I'd be happy to see someone else contradict me, but I think the answer is basically no. The scenic, high-elevation mountain areas of the western US are uninhabited wilderness lands that are protected as national parks. The landscape is nothing like the Alps, where you have shepherds, huts, trams, cows, villages, farms, big towns like Chamonix, and so on.
An area that I'm specifically familiar with is the Sierra. The entire high-elevation portion of this range is national parks, extending a couple of hundred miles from north to south. There is only one road across from east to west, and it's at the north end of the range. There are a few developed areas such as Red's Meadows and Vermillion Valley Resort, but these are few and far between.
The closest thing I can think of to what you're talking about would be hiking the northern half of the John Muir Trail, starting from Yosemite Valley and exiting at someplace like Vermillion Valley Resort. The distance is roughly 100 miles. However, there is no way to do this and have lodging every night. Most people would do it as a backpacking trip and take about a week. You would need to carry your food, sleeping bags, etc. You would have a couple of opportunities to resupply along the way.

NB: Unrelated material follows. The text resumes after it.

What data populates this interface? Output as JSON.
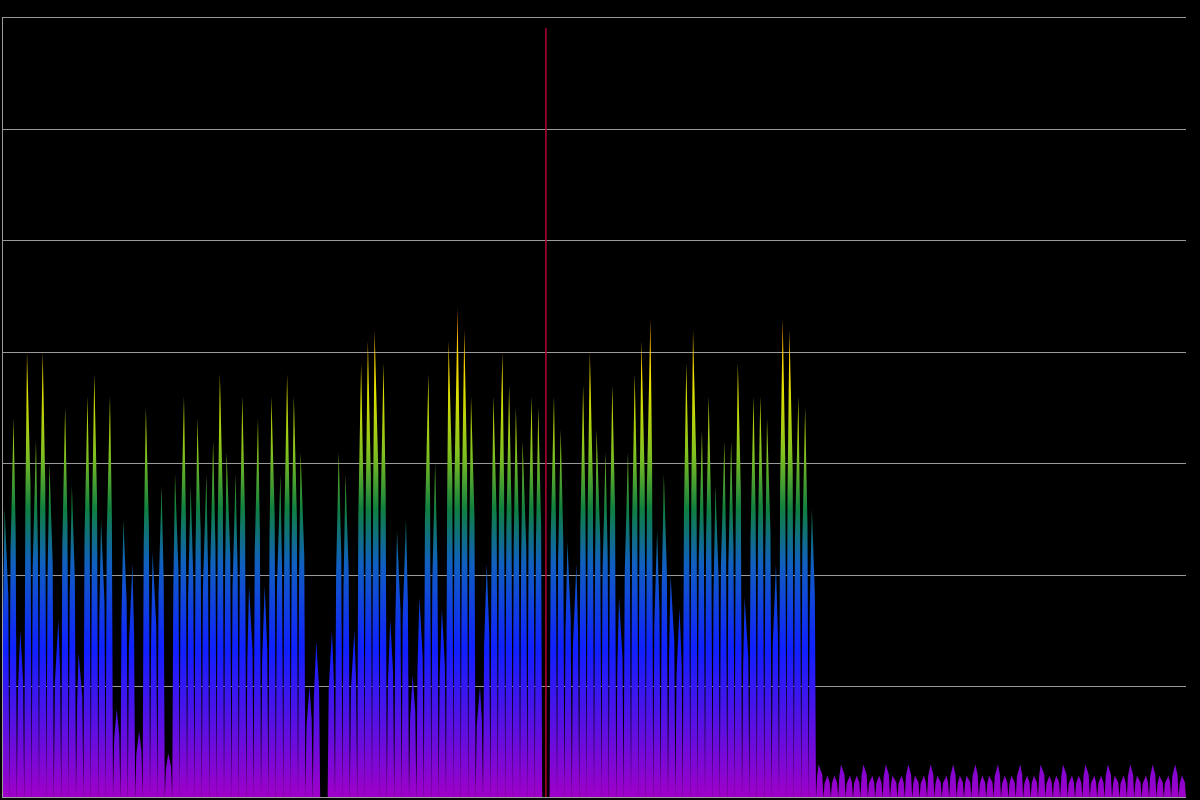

It's possible that there is something like this in the Rockies. I'm not familiar with that area.